This time, her research focused on the phenology, or seasonal changes, of coral pigments. Corals are animals that have formed a unique symbiotic relationship with a photosynthetic algae called zooxanthellae living within their tissues. In exchange for a safe place to live and nutrients required for photosynthesis, the zooxanthellae provide reef-building corals with energy, in the form of sugars formed during photosynthesis, which provide up to 90 percent of the corals’ energetic needs.
Within these zooxanthellae are pigments, including chlorophyll, the same pigment found in the leaves of trees. Hochberg’s previous interns have used a spectrometer to measure the intensity of light at different wavelengths, or spectra, of corals on a daily basis to see how chlorophyll changes. It turns out that, much like deciduous trees in terrestrial ecosystems, the pigment levels in corals change seasonally as well.
“On land, certain conditions must be met in terms of air temperature and day length before the pigment response in leaves is triggered,” Hochberg said. “It makes sense for corals and zooxanthellae to have evolved this same pattern because they’ve had this symbiosis since before the dinosaur era.”
To investigate further, Hochberg devised a controlled study that involved manipulating temperature and light, then measuring daily changes in chlorophyll. As with previous studies, spectral measurements were taken to get estimates of chlorophyll rather than taking direct tissue samples, which would kill the sample coral organisms used in the investigation.
The study used a total of 20 corals arranged evenly in four tanks that are housed inside Hochberg’s wet lab. One tank was allowed to progress through spring light and temperature conditions as normal. A second tank was allowed to progress with temperature, but not light. The third tank was allowed to progress with light, but not temperature. The fourth tank was not allowed to progress at all. For 30 days, Crossman measured the corals’ spectra, in addition to maintaining the experimental systems, caring for the living corals, and conducting basic data processing.

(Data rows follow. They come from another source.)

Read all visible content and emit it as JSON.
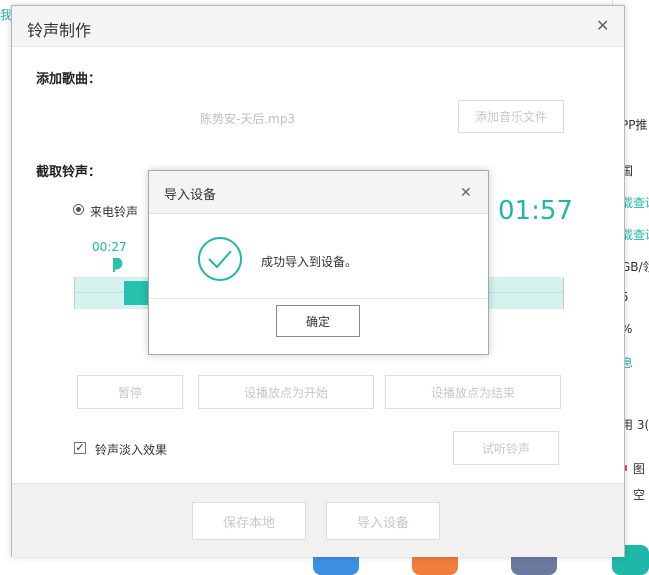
{
  "background": {
    "left_text": "我",
    "right_items": [
      {
        "text": "PP推",
        "color": "default"
      },
      {
        "text": "国",
        "color": "default"
      },
      {
        "text": "载查询",
        "color": "teal"
      },
      {
        "text": "载查询",
        "color": "teal"
      },
      {
        "text": "GB/领",
        "color": "default"
      },
      {
        "text": "5",
        "color": "default"
      },
      {
        "text": "%",
        "color": "default"
      },
      {
        "text": "息",
        "color": "teal"
      },
      {
        "text": "用 3(",
        "color": "default"
      },
      {
        "text": "图",
        "color": "default"
      },
      {
        "text": "空",
        "color": "default"
      }
    ],
    "colors": {
      "teal": "#1fb8a8",
      "red": "#e54b4b"
    }
  },
  "dialog": {
    "title": "铃声制作",
    "add_song_label": "添加歌曲：",
    "song_filename": "陈势安-天后.mp3",
    "add_music_button": "添加音乐文件",
    "clip_label": "截取铃声：",
    "radio_label": "来电铃声",
    "total_time": "01:57",
    "marker_time": "00:27",
    "pause_button": "暂停",
    "set_start_button": "设播放点为开始",
    "set_end_button": "设播放点为结束",
    "fade_checkbox_label": "铃声淡入效果",
    "fade_checked": true,
    "preview_button": "试听铃声",
    "save_local_button": "保存本地",
    "import_device_button": "导入设备",
    "accent_color": "#1fb8a8"
  },
  "popup": {
    "title": "导入设备",
    "message": "成功导入到设备。",
    "ok_button": "确定",
    "icon": "check-circle-icon"
  }
}
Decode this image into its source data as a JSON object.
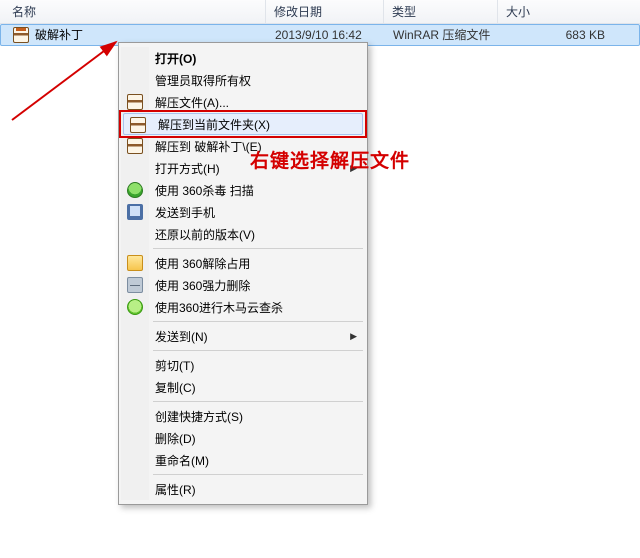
{
  "header": {
    "name": "名称",
    "date": "修改日期",
    "type": "类型",
    "size": "大小"
  },
  "file": {
    "name": "破解补丁",
    "date": "2013/9/10 16:42",
    "type": "WinRAR 压缩文件",
    "size": "683 KB"
  },
  "menu": {
    "open": "打开(O)",
    "admin": "管理员取得所有权",
    "extractA": "解压文件(A)...",
    "extractX": "解压到当前文件夹(X)",
    "extractE": "解压到 破解补丁\\(E)",
    "openWith": "打开方式(H)",
    "scan360": "使用 360杀毒 扫描",
    "sendPhone": "发送到手机",
    "restoreVer": "还原以前的版本(V)",
    "unlock360": "使用 360解除占用",
    "shred360": "使用 360强力删除",
    "cloud360": "使用360进行木马云查杀",
    "sendTo": "发送到(N)",
    "cut": "剪切(T)",
    "copy": "复制(C)",
    "shortcut": "创建快捷方式(S)",
    "delete": "删除(D)",
    "rename": "重命名(M)",
    "props": "属性(R)"
  },
  "annotation": "右键选择解压文件"
}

Data analysis is still underway.
“Even though there were some hiccups, this experience taught me problem-solving skills and how to improve my research in the future,” Crossman said. “Nothing is ever perfect the first time you do it, so I’m only encouraged to improve the design and answer the new questions that come up.”
Now back home in Quispamsis, located in New Brunswick, Canada, Crossman is applying for internships and jobs in marine science fields, while also contemplating graduate school, a decision she credits in part to her experiences at BIOS. Crossman says she’s particularly interested in studying coral genomics and the processes behind coral phenology.